* _Exercise_
Scan the records for the word "Save". Return each line where it is found.

Dataset rows for apps and sites:
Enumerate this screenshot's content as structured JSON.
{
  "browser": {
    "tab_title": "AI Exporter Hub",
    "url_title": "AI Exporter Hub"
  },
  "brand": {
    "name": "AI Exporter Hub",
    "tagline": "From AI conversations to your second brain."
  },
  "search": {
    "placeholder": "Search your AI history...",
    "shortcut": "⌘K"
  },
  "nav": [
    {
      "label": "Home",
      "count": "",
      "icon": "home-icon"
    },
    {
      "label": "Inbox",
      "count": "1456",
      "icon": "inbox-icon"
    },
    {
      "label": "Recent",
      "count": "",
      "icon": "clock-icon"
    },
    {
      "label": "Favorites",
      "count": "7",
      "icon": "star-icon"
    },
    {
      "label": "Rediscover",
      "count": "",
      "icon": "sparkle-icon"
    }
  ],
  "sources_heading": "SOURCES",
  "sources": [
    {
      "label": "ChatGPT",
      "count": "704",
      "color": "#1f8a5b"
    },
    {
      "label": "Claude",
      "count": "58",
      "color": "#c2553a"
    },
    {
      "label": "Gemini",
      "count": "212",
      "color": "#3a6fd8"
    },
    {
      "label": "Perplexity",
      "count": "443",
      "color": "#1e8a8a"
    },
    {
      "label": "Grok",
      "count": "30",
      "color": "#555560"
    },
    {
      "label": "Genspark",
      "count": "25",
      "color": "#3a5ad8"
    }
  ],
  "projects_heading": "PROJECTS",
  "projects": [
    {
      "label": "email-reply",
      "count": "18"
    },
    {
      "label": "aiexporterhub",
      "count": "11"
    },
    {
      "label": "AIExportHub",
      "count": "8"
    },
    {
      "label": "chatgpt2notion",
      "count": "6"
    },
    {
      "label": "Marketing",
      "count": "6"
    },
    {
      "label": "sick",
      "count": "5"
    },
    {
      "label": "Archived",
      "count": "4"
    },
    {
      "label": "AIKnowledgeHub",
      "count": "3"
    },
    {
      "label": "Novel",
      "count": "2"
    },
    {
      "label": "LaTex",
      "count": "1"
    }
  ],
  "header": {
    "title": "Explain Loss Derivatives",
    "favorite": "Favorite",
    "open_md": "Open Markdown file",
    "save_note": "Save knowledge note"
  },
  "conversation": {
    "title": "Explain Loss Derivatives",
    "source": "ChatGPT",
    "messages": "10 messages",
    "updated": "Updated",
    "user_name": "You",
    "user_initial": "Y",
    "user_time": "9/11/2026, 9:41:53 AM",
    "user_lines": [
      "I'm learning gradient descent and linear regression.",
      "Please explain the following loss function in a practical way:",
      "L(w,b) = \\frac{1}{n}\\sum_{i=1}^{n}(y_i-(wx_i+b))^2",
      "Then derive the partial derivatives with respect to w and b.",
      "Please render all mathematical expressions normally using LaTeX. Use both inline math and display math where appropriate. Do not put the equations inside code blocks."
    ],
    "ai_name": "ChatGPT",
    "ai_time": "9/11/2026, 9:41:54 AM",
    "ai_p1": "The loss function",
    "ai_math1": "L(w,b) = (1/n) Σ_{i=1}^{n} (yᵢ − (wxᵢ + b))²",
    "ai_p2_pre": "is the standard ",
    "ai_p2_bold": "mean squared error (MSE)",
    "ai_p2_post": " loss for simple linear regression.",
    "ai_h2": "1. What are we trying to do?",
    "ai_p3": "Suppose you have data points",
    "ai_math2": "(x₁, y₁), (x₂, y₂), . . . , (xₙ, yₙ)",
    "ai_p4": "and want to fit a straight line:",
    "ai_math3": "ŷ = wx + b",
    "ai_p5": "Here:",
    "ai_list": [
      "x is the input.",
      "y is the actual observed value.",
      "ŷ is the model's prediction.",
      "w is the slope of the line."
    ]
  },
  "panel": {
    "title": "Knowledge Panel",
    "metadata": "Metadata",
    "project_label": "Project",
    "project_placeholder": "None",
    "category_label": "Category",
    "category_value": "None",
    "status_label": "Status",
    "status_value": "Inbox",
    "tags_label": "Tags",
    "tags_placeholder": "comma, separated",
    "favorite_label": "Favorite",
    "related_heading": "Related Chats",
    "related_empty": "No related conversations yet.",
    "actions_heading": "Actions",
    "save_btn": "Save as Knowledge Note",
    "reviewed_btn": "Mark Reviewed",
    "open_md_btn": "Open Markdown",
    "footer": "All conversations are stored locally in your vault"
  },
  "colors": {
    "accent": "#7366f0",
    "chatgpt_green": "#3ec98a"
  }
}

* _Task solution_
    "save_note": "Save knowledge note"
    "save_btn": "Save as Knowledge Note",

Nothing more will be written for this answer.